Phillip Lloyd Powell is a designer, close to the American Craft Studio. Born in Pennsylvania, like the movement, he is near of the most important representative figures as such Wharton Esherick (1887-1970) and George Nakashima (1905-1990). The nature is everywhere : he has been dived in it since his childhood and has constantly inspired by her throughout his life to create wooden furniture.
Despite studying engineering at the Drexel Institute of Technology, his passion was elsewhere. He had a remarkable gift for woodworking from his childhood so he made some furniture for family and friends. Without any training, his know-how and talent are obvious: he will never train as a designer, but he is a great one.
His commitment to the army during the World War II cut his momentum. So it was not until 1947 that he opened his first showroom in New Hope, Pennsylvania. He only sold furniture from Knoll International, Herman Miller and Isamu Noguchi’s Akari (1904-1988): at that time, he was more an antique dealer than a designer. However, the presence of George Nakashima in New Hope had changed Phillip Lloyd Powell’s life: the master encouraged the young man to create his own furniture.
He went into partnership with designer Paul Evans (1931-1987) between 1950 and 1966, serving a rich association between the two creators. They shared the same love for materials and a common passion for the handwork. He said: “Paul helped me refine my design foundation through his art training and in return I turned his art into furniture.”
Phillip Lloyd Powell travels especially in Europe where he could observe Modernism at its full swing. He designed furniture with a great sensitivity and combined a pure modernism with organic forms. His creations are all perfectly understandable and functional. His design is characterized by strong sculptural vibes, sinuous lines and a precise manufacturing. Sensuality and nature are the keywords to describe Phillip Lloyd Powell’s work : they come from the wood itself and its treatment. When Scandinavian minimalism was in fashion, he turned his approach to a more naturalistic one. He will say: “I am an artist working on furniture.”

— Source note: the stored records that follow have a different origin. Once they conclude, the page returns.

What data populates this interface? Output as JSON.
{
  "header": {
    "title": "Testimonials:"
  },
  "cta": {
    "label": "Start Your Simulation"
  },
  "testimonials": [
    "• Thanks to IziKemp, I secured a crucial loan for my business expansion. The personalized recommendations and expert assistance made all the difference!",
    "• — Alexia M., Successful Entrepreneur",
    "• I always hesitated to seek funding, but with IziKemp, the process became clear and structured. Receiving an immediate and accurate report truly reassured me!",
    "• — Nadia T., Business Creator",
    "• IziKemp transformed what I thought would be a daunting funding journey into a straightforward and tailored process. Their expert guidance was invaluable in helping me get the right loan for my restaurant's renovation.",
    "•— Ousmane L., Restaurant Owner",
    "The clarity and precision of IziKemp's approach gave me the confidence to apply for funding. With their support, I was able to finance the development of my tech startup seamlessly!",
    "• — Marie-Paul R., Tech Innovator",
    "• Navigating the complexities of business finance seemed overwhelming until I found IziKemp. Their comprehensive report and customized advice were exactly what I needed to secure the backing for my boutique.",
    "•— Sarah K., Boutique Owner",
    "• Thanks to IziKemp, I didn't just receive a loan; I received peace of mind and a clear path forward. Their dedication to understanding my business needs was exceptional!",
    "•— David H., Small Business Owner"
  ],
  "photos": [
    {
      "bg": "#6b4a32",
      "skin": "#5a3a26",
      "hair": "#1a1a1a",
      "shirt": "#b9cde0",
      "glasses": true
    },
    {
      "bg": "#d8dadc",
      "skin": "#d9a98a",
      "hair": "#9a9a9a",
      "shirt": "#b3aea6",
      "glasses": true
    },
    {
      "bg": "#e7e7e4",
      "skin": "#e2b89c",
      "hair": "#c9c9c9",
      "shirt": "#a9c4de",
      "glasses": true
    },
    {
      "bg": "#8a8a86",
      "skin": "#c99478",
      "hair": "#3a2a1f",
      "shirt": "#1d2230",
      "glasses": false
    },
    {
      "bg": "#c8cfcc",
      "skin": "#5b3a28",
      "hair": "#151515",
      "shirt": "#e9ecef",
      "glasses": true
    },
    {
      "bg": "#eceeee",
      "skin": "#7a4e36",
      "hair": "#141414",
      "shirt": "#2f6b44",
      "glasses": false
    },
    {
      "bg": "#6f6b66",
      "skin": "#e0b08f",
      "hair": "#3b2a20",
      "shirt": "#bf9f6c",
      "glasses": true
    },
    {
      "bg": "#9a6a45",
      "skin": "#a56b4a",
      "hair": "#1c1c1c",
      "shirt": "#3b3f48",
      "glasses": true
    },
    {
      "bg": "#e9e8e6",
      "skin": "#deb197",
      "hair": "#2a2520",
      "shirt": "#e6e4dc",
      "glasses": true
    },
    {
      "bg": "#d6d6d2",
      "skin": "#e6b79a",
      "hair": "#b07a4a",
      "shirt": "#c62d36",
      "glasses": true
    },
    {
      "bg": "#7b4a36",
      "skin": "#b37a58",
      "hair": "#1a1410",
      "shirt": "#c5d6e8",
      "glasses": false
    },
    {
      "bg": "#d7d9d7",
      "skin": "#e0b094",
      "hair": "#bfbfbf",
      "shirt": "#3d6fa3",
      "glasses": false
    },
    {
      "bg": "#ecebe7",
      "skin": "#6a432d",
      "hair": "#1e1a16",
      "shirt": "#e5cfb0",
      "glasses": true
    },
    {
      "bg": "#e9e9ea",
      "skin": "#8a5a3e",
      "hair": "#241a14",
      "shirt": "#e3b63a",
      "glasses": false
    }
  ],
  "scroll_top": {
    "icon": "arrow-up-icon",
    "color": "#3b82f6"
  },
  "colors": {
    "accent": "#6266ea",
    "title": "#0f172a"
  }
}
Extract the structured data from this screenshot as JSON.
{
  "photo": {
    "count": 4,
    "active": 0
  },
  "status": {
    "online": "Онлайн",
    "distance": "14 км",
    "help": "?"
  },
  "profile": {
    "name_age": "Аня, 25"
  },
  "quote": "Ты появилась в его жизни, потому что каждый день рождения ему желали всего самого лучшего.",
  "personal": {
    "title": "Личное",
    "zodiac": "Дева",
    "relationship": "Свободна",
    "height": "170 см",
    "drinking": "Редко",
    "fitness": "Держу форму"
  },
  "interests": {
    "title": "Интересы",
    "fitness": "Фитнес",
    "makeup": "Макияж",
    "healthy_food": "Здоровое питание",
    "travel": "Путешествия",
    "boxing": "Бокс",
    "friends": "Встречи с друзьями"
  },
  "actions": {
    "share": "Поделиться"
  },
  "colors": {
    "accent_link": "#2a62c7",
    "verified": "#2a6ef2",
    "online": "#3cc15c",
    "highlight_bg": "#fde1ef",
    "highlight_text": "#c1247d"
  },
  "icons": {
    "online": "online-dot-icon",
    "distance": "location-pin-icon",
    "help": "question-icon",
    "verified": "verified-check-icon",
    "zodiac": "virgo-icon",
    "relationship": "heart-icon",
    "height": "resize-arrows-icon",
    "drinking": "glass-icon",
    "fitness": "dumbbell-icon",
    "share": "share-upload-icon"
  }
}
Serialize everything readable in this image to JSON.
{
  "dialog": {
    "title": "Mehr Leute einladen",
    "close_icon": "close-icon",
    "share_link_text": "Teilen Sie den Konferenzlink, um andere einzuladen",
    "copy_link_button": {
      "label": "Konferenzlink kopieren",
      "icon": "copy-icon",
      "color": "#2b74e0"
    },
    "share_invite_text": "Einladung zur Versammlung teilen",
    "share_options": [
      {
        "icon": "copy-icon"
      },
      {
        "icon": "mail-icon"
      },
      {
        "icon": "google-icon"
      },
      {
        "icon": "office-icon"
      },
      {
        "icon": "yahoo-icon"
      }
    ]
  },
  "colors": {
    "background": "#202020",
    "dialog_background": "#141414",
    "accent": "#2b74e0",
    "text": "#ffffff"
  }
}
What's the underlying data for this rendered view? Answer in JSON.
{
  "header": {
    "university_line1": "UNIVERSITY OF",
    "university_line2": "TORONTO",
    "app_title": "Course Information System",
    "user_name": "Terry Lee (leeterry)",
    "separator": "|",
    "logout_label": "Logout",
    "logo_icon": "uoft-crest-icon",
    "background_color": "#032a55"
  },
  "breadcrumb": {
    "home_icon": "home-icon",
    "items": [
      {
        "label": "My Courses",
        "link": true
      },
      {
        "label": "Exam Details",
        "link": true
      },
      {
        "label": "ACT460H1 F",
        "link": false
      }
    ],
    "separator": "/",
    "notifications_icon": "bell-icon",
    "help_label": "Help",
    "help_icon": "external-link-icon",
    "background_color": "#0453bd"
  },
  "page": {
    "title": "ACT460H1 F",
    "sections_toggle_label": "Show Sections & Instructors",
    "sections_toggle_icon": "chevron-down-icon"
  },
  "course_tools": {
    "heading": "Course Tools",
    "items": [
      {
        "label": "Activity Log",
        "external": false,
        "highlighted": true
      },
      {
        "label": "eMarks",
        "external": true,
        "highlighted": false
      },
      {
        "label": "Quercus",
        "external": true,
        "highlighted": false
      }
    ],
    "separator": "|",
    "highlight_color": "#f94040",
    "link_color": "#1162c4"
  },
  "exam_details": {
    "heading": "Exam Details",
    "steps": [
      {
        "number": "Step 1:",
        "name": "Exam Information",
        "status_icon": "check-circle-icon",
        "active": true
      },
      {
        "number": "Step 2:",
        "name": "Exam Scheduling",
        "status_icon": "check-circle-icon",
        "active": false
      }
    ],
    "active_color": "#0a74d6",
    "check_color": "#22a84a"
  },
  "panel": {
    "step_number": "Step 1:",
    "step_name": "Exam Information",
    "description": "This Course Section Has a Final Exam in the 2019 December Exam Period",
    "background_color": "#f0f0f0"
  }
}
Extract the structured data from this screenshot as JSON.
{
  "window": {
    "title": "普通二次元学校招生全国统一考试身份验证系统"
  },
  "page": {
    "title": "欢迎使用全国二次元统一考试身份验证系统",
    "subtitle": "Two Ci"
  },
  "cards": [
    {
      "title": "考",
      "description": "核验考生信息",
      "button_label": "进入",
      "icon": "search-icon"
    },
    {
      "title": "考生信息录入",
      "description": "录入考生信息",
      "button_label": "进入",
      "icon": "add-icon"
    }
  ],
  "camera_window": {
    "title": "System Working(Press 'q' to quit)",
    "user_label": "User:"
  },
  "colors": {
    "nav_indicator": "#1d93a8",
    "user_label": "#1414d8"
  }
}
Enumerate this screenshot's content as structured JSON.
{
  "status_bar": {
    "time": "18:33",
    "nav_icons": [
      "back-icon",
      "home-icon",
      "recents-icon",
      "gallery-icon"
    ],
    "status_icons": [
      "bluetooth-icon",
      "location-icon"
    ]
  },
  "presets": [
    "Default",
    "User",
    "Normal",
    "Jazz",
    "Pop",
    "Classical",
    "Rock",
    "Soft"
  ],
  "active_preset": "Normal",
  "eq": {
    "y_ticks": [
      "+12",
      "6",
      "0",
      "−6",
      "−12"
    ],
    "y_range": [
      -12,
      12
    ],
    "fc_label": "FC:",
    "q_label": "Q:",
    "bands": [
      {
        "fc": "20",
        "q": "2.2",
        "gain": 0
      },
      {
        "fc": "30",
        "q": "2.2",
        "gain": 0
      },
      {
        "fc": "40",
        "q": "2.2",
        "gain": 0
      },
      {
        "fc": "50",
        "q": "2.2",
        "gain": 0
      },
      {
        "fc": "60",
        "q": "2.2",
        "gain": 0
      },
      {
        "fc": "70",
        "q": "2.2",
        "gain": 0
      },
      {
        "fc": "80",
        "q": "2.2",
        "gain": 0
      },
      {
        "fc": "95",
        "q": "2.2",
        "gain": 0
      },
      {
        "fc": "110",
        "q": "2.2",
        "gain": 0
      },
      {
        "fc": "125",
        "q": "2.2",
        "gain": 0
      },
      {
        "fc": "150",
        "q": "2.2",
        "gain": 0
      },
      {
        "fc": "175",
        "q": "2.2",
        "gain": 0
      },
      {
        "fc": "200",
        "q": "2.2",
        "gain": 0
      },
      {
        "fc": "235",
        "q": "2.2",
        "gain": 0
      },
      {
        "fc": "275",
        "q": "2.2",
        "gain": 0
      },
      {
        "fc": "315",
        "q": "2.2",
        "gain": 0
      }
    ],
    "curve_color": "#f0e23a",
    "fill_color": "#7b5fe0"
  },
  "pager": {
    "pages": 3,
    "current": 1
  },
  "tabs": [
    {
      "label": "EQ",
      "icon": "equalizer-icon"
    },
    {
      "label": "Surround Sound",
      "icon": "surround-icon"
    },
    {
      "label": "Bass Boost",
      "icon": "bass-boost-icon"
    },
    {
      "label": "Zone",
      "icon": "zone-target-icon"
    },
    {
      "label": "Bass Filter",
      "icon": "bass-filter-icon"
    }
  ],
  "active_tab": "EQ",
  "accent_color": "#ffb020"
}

Phillip Lloyd Powell chose not to get involved in the industrial furniture business: he continued to create in his native city of New Hope until his death in 2008, on commission or in small production. His designs are quite rare on the market nowadays. Some important museums have his work in their collections, from the American House in New York to the Museum of the Philadelphia Civic Center.